By: Charlie Howard
On Jan. 16, 1919, the eighteenth amendment to the U.S. Constitution was ratified. One year later our country went dry, prohibiting all sales and consumption of alcoholic beverages. Prohibition was the most extreme of restrictive alcohol policy in United States history. It was also one the nations least successful alcohol policies because It failed to recognize the culture of resistance that it would meet in the years following it’s ratification.
In a recently published study titled “Reform and Resistance: Exploring the Interplay of Alcohol Polices With Drinking Practices,” Dr. Peter d’Abbs says that drinking policies set in place by those in power neglect and misunderstand the cultures of resistance and thus, the people who are governed by those policies.
In 2014, CU Police made 55 arrests for DUI-related offenses, and 235 arrests for MIP offenses, according to official documents. These documents state that where a single arrest was made for both a DUI offense and an MIP offense, the occurrence was counted as one arrest for each category of offenses, meaning that there were even more individuals charged.
d’Abbs’ study questions the place these, and other restrictive drinking policies have in our society.
To understand to the nature of the culture of resistance it is important to first understand the laws themselves and how they are enforced.
There are two types of justifications for punishment, Ahmed White, professor of legal theory at the University of Colorado, said. There is utilitarian and there is moral. These are the two basis of thought when it comes to establishing criminal law, White said.
Alcohol policies fall at the intersection between these two categories. It is practical to prohibit citizens from driving their cars while impaired because that is a matter of public safety, White said. Morally our society has decided that 21 is the appropriate age to allow a person to consume alcohol but as we know, other cultures have different take on that age, White said.
University of Colorado student Sepp Kuss, when asked about his MIP arrest in 2015 said, “I still believe in the legitimacy of the rules, I just think that there are smarter ways of getting around them.”
Morally, Kuss said, he believes in a younger legal drinking age but from a practical standpoint it makes sense to him.
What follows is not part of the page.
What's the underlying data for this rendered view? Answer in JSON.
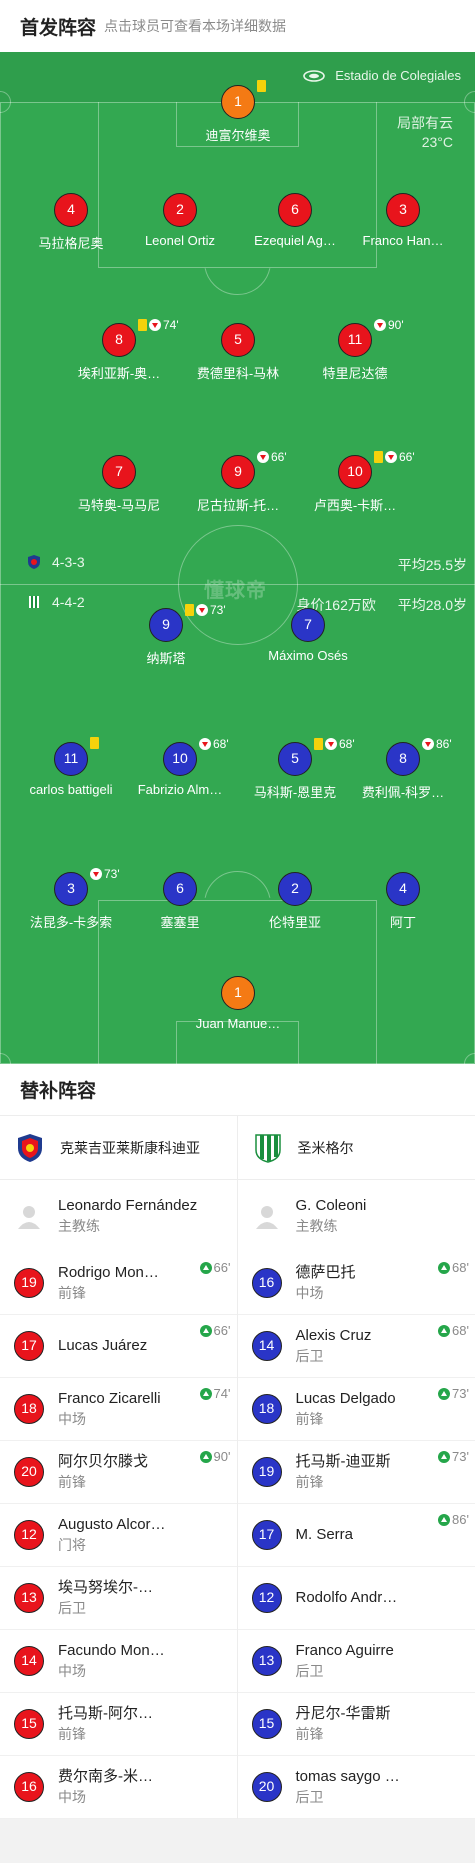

Where Kuss disagreed with alcohol policies in the fact that it is treated as a criminal offense and punished as so.
“If you treat it as a health problem rather then a criminal offense then you can actually focus on helping people who are addicted and have problems, allowing us to focus on the root cause of alcohol and drug disorder,” said Kuss.
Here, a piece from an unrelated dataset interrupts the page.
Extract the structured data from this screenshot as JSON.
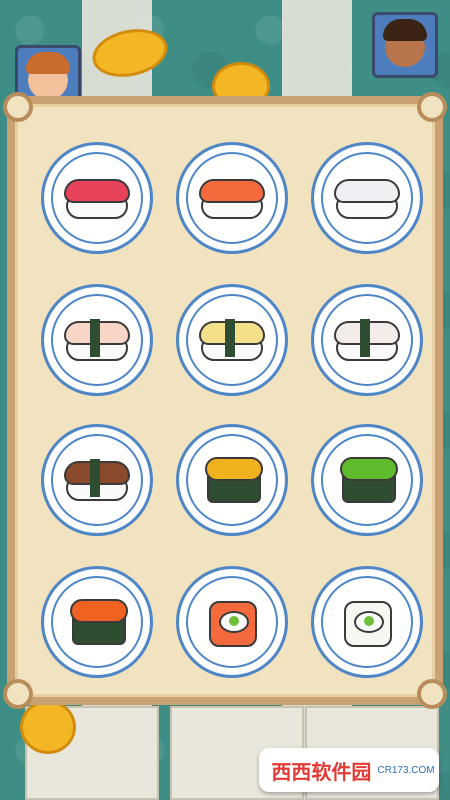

On the other hand, many have found that health promotion messages are not so much resisted but rather dismissed as irrelevant to managing one’s behavior, according to d’Abbs.
“Researchers found that the guidelines were seen as irrelevant, largely because they failed to acknowledge the importance of pleasure, sociability, and ‘the complex relations between discipline and abandon’ that influenced the ways in which young people use alcohol,” according to d’Abbs.
From a legal stand point this may not be as simple because many law makers carry the stand point of “so what ?” White said.
“Many people really don’t care about the people whose intention is to break the rule because our legal system is designed purposefully to flush those offenders out,” White said.
This raises the question of, where would we as a society be without these restrictive alcohol policies?
During prohibition for example, the regulation on liquor became so unrealistic that the United States Justice system had to deal with the problem of over criminalization, White said. Over criminalization meaning that there were so many people that were not abiding by the standard of the eighteenth amendment that the United States judicial system began to lose it’s legitimacy.
When asked whether the University of Colorado takes into account these cultures of deviance and resistance when writing alcohol policy, Vice Chancellor for Strategic Relations, Frances Draper, declined to respond.
d’Abbs argues that the desire to drink and to resist using the medium of alcohol is a tactical response to those who have power over those who do not.
“Tactics are the practices deployed by those who lack such powers, whose practices necessarily occur in contexts shaped by others. Tactics are about manipulating events and seizing opportunities to turn them to advantage. Ruses devised on the factory floor or by workers in the office are examples of tactical practices,” d’Abbs said.
Legal theory has very little to offer when it comes to the topic of trying to mitigate tactical decision making and the potential dangerous consequences of someone who might make decisions like these.
The most lawmakers can do is begin to knit pick the way in which they write legislation, or alter the kinds of punishment that might be dealt to someone who chooses to resist policy, White said.
D’Abbs concludes his study by saying “A more sociologically informed theorizing of resistance and the culture surrounding it, as well as more research may redress the neglect, and contribute to a more nuanced understanding of alcohol policies and their place in society.”
The question posed to d’Abbs findings then is not, what can policies do when considering the factor of resistance, but what can society do for itself when trying to understand the nature of resistance?
Is the problem really within the policies inability to take into account the rebellious few, or is it within every single one of us, and the accountability that we take for our actions?